Reflecting on 60 years of Honors at the University & celebrating graduates
The Honors College will graduate 74 students this spring. Honors student Catherine Asberger recounts the recent Honors Convocation and looks ahead to her own graduation.
When I enter the Ballroom on the fourth floor of the Joe Crowley Student Union, there’s a feeling of excitement that permeates throughout the room. For me, this is just another Tuesday. For 74 Honors graduates, these are the final weeks of college before they graduate from the University of Nevada, Reno and go on to pursue greater things. The graduates spread out on the ballroom floor, talking to fellow students they’ve gotten to know for four years. Parents are waiting out in the hallways for Convocation to start, talking excitedly amongst themselves. Some hold bouquets of flowers for graduates, professional cameras for photo-taking, or glossy headshots with their graduate’s faces on them. No matter how people show their excitement, you can tell they’ve been waiting for this moment for years.
By sheer coincidence, these students are graduating at a significant time for the University. 2022 marks 60 years of Honors at UNR, and the Honors College graduates are the first group campus-wide to attend a convocation event this semester. Not only that, they are also the first graduating class since 2018 to have their spring graduation on the historic Quad. It is truly a year worth celebrating.
Everyone takes their seats even before the clock says 2:30, anticipating the event to start. Graduates sit in the middle of the room at the front, with parents, friends, and faculty members sitting at their sides. The crowd hushes quickly as Matt Means, Dean of the Honors College, takes the stage. Means discusses how four years ago, these graduates joined an Honors program, and are now graduating as alumni of a far more prestigious Honors College. He acknowledges and thanks them for their hard work through all four years - for helping develop the Honors College into the college it is today.

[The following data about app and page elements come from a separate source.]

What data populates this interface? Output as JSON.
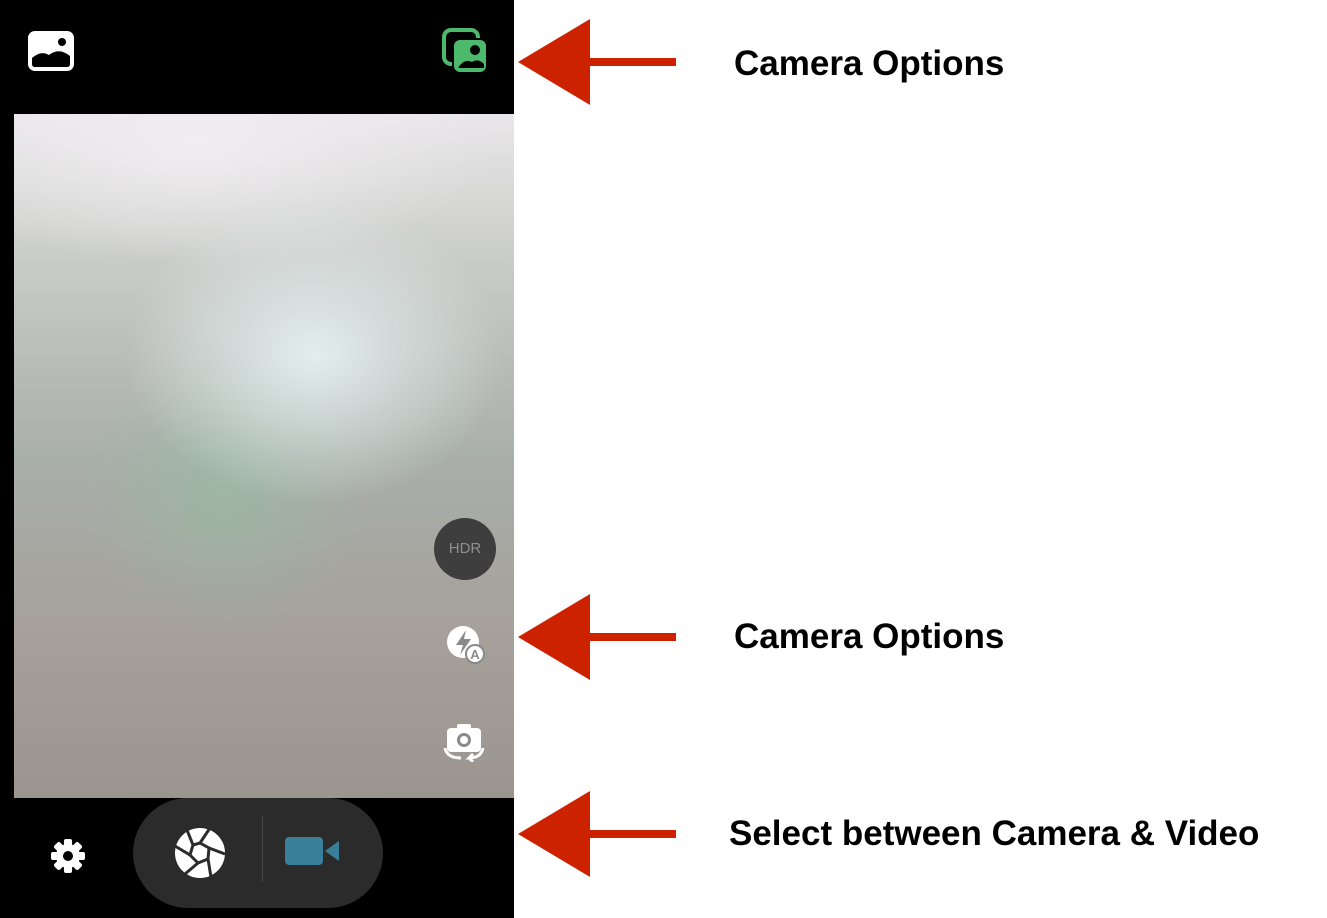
{
  "camera_ui": {
    "hdr_label": "HDR",
    "colors": {
      "background": "#000000",
      "switch_camera_icon": "#4cb96d",
      "video_icon": "#3a7f99",
      "hdr_button_bg": "#3e3e3e"
    },
    "icons": {
      "gallery": "gallery-icon",
      "switch_camera": "switch-camera-icon",
      "flash": "flash-auto-icon",
      "flip": "flip-camera-icon",
      "settings": "gear-icon",
      "shutter": "shutter-icon",
      "video": "video-camera-icon"
    }
  },
  "annotations": {
    "arrow_color": "#cc2200",
    "items": [
      {
        "label": "Camera Options"
      },
      {
        "label": "Camera Options"
      },
      {
        "label": "Select between Camera & Video"
      }
    ]
  }
}
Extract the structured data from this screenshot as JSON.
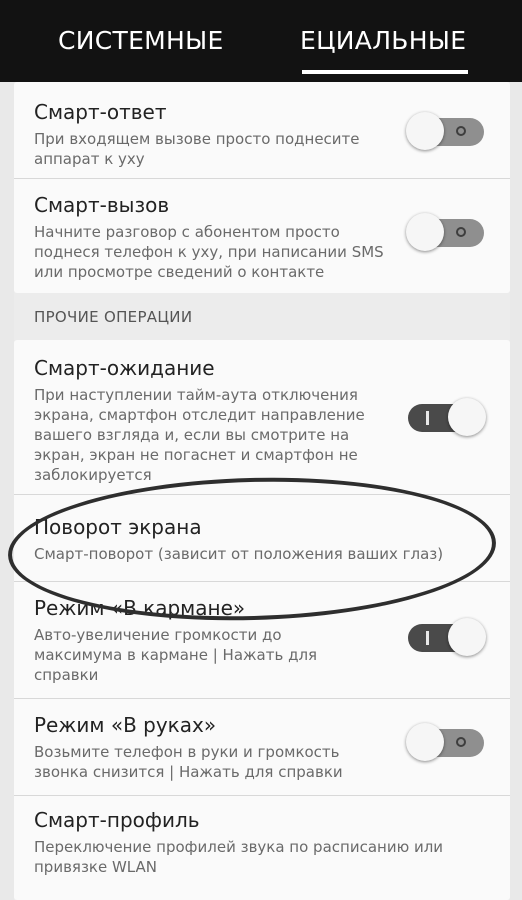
{
  "tabs": [
    {
      "label": "СИСТЕМНЫЕ"
    },
    {
      "label": "ЕЦИАЛЬНЫЕ"
    }
  ],
  "card1": [
    {
      "title": "Смарт-ответ",
      "description": "При входящем вызове просто поднесите аппарат к уху",
      "toggle": "off"
    },
    {
      "title": "Смарт-вызов",
      "description": "Начните разговор с абонентом просто поднеся телефон к уху, при написании SMS или просмотре сведений о контакте",
      "toggle": "off"
    }
  ],
  "section_label": "ПРОЧИЕ ОПЕРАЦИИ",
  "card2": [
    {
      "title": "Смарт-ожидание",
      "description": "При наступлении тайм-аута отключения экрана, смартфон отследит направление вашего взгляда и, если вы смотрите на экран, экран не погаснет и смартфон не заблокируется",
      "toggle": "on"
    },
    {
      "title": "Поворот экрана",
      "description": "Смарт-поворот (зависит от положения ваших глаз)"
    },
    {
      "title": "Режим «В кармане»",
      "description": "Авто-увеличение громкости до максимума в кармане | Нажать для справки",
      "toggle": "on"
    },
    {
      "title": "Режим «В руках»",
      "description": "Возьмите телефон в руки и громкость звонка снизится | Нажать для справки",
      "toggle": "off"
    },
    {
      "title": "Смарт-профиль",
      "description": "Переключение профилей звука по расписанию или привязке WLAN"
    }
  ]
}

After an introduction from Matt Means, UNR’s very own President Sandoval takes the stage. Having graduated from UNR in the spring of ‘86, he understands and shares in the excitement of the graduating class. He exudes pride as he recounts the trials and tribulations these students have experienced throughout the COVID-19 pandemic, and how they kept reaching for their goals despite it. How, at this moment, they are sitting in front of him on the tail-end of their senior years, and the next, they’ll all be off on their own journeys. ”And as we all know, every extraordinary journey starts with a first step, and then another, and then another,” Mr. Sandoval says. “And everything seems impossible until suddenly, it becomes possible.” After expressing his congratulations and well wishes, he sits back down, Jason Ludden taking the stage after him.

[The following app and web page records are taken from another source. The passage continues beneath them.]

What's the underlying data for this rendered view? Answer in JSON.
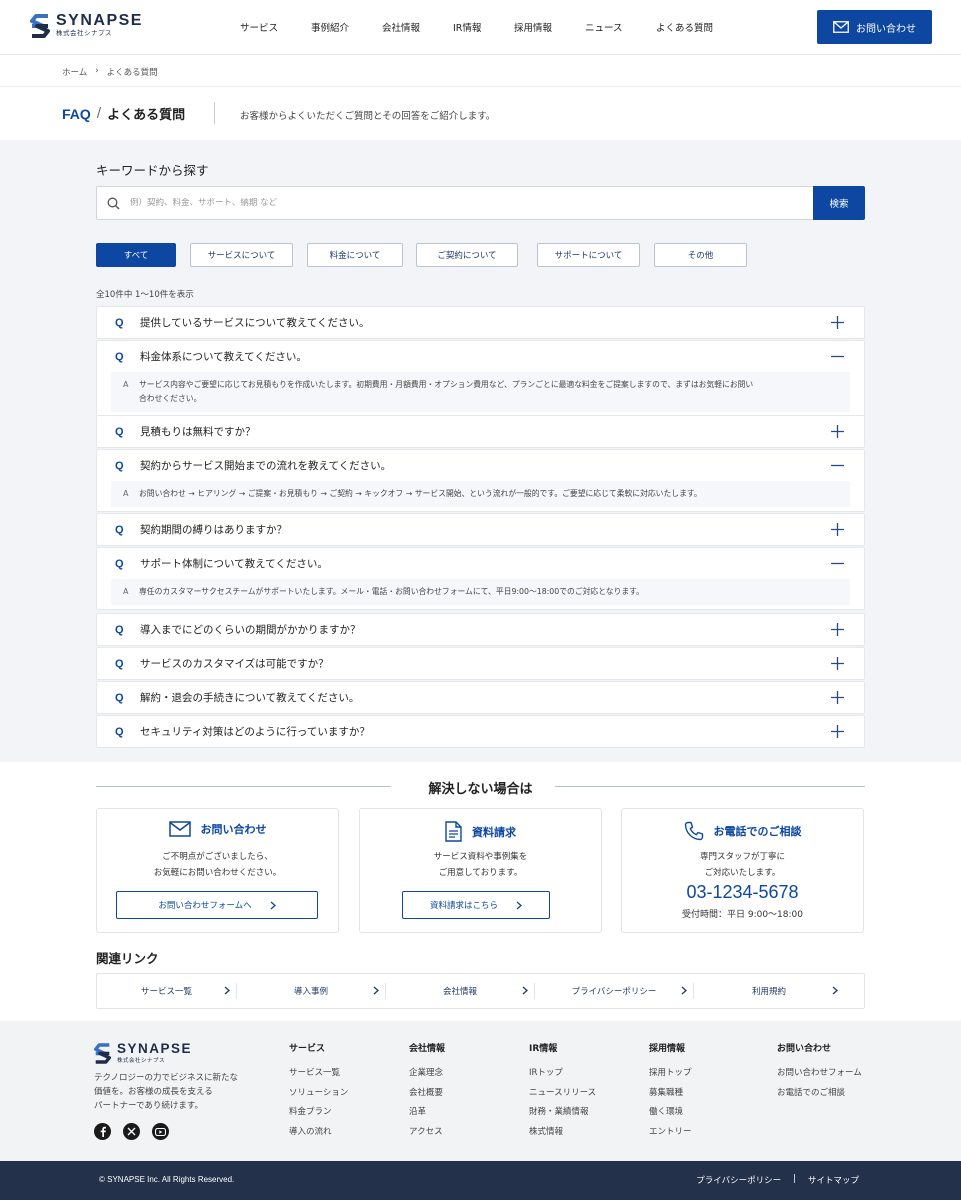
{
  "header": {
    "logo_name": "SYNAPSE",
    "logo_sub": "株式会社シナプス",
    "nav": [
      "サービス",
      "事例紹介",
      "会社情報",
      "IR情報",
      "採用情報",
      "ニュース",
      "よくある質問"
    ],
    "contact_label": "お問い合わせ"
  },
  "breadcrumb": {
    "home": "ホーム",
    "sep": "›",
    "current": "よくある質問"
  },
  "title": {
    "en": "FAQ",
    "slash": "/",
    "jp": "よくある質問",
    "desc": "お客様からよくいただくご質問とその回答をご紹介します。"
  },
  "search": {
    "label": "キーワードから探す",
    "placeholder": "例）契約、料金、サポート、納期 など",
    "button": "検索"
  },
  "tabs": [
    "すべて",
    "サービスについて",
    "料金について",
    "ご契約について",
    "サポートについて",
    "その他"
  ],
  "count_text": "全10件中 1〜10件を表示",
  "faq": {
    "q_mark": "Q",
    "a_mark": "A",
    "items": [
      {
        "q": "提供しているサービスについて教えてください。",
        "open": false
      },
      {
        "q": "料金体系について教えてください。",
        "open": true,
        "a1": "サービス内容やご要望に応じてお見積もりを作成いたします。初期費用・月額費用・オプション費用など、プランごとに最適な料金をご提案しますので、まずはお気軽にお問い",
        "a2": "合わせください。"
      },
      {
        "q": "見積もりは無料ですか？",
        "open": false
      },
      {
        "q": "契約からサービス開始までの流れを教えてください。",
        "open": true,
        "a1": "お問い合わせ → ヒアリング → ご提案・お見積もり → ご契約 → キックオフ → サービス開始、という流れが一般的です。ご要望に応じて柔軟に対応いたします。"
      },
      {
        "q": "契約期間の縛りはありますか？",
        "open": false
      },
      {
        "q": "サポート体制について教えてください。",
        "open": true,
        "a1": "専任のカスタマーサクセスチームがサポートいたします。メール・電話・お問い合わせフォームにて、平日9:00〜18:00でのご対応となります。"
      },
      {
        "q": "導入までにどのくらいの期間がかかりますか？",
        "open": false
      },
      {
        "q": "サービスのカスタマイズは可能ですか？",
        "open": false
      },
      {
        "q": "解約・退会の手続きについて教えてください。",
        "open": false
      },
      {
        "q": "セキュリティ対策はどのように行っていますか？",
        "open": false
      }
    ]
  },
  "unresolved": {
    "title": "解決しない場合は",
    "contact": {
      "title": "お問い合わせ",
      "line1": "ご不明点がございましたら、",
      "line2": "お気軽にお問い合わせください。",
      "button": "お問い合わせフォームへ"
    },
    "docs": {
      "title": "資料請求",
      "line1": "サービス資料や事例集を",
      "line2": "ご用意しております。",
      "button": "資料請求はこちら"
    },
    "phone": {
      "title": "お電話でのご相談",
      "line1": "専門スタッフが丁寧に",
      "line2": "ご対応いたします。",
      "number": "03-1234-5678",
      "hours": "受付時間：平日 9:00〜18:00"
    }
  },
  "related": {
    "title": "関連リンク",
    "items": [
      "サービス一覧",
      "導入事例",
      "会社情報",
      "プライバシーポリシー",
      "利用規約"
    ]
  },
  "footer": {
    "tagline1": "テクノロジーの力でビジネスに新たな",
    "tagline2": "価値を。お客様の成長を支える",
    "tagline3": "パートナーであり続けます。",
    "cols": [
      {
        "title": "サービス",
        "links": [
          "サービス一覧",
          "ソリューション",
          "料金プラン",
          "導入の流れ"
        ]
      },
      {
        "title": "会社情報",
        "links": [
          "企業理念",
          "会社概要",
          "沿革",
          "アクセス"
        ]
      },
      {
        "title": "IR情報",
        "links": [
          "IRトップ",
          "ニュースリリース",
          "財務・業績情報",
          "株式情報"
        ]
      },
      {
        "title": "採用情報",
        "links": [
          "採用トップ",
          "募集職種",
          "働く環境",
          "エントリー"
        ]
      },
      {
        "title": "お問い合わせ",
        "links": [
          "お問い合わせフォーム",
          "お電話でのご相談"
        ]
      }
    ],
    "copyright": "© SYNAPSE Inc. All Rights Reserved.",
    "privacy": "プライバシーポリシー",
    "bottom_sep": "|",
    "sitemap": "サイトマップ"
  },
  "colors": {
    "accent": "#0d47a1",
    "footer_bottom": "#23314a",
    "page_grey": "#f2f4f7"
  }
}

Jason Ludden goes over a brief history of the Honors Program until 2019 when Matt Means took over as Dean to create a brand-new Honors College. Kety Luna and Madison Tatseo take the stage next, talking about the creation of the Honors Peer Mentor Program which pairs first-year students with mentors who can provide insight and knowledge of the University to them. Tatseo, a sophomore in the Honors College, knows the power of the Mentor Program firsthand. “I’ve had experiences in this program that I wouldn’t have been able to get anywhere else.” She said.
After an inspirational speech from Vallery LaBarre, the President of the Honors Parents Club, each of the 74 Honors graduates have their names and Capstones read off before they head onto the stage to pick up their Honors medallion and a paper award. Not everyone stops to make a speech, but the few who do thank their friends and family. A few talked about their experience with the Honors College. “I applied to the Honors College in the summer of 2018… it ended up being one of the smartest decisions I made in my college career.” Matthew Friedler said, “Not that I made many of them,” He added, which earned a snicker from the audience.
Three-quarters of the way through the graduates, Rachel Roach takes the stage. She is the only graduate that I saw with her cap decorated - white foam letters spelling out the words ‘lessons learned’ with colorful faux flowers adorning the edges. “I wouldn’t be where I am today without Honors - so, It really does make life meaningful.” Rachel Roach said tearfully.
David Shintani takes the stage after all of the graduates have received their awards. He gives them some parting words of advice: “Call your parents once a week… they need to know what you’re doing… that you’re still there, and you still love them.” He also adds that occasionally, it is worth reaching out to someone from your university days - whether that's a college friend or a professor who helped you over the years.
Daniel Villanueva comes on after, discussing the Honors College Alumni Chapter before presenting peer-nominated awards to both faculty and graduating students. Matt Means makes some final remarks - thanking and congratulating all 74 graduates for an amazing four years.
I graduated from high school only a year ago, and the ceremony is still fresh in my mind. Today, I am in the back few rows of the convocation, silently taking in the celebration as people I barely know graduate in front of me and go on to better things. But in a measly three years from now, I’ll be in the front, wearing my graduation robes, looking around at the peers I’ve gotten to know for the past four years. I’ll listen to faculty members talk about us and our achievements. Mr. Sandoval will talk to us with a smile on his face, and I’ll think back on all of the things I’ve accomplished over the years and smile back.
Congratulations to not only the Honors graduating class, but to everyone graduating in Spring 2022!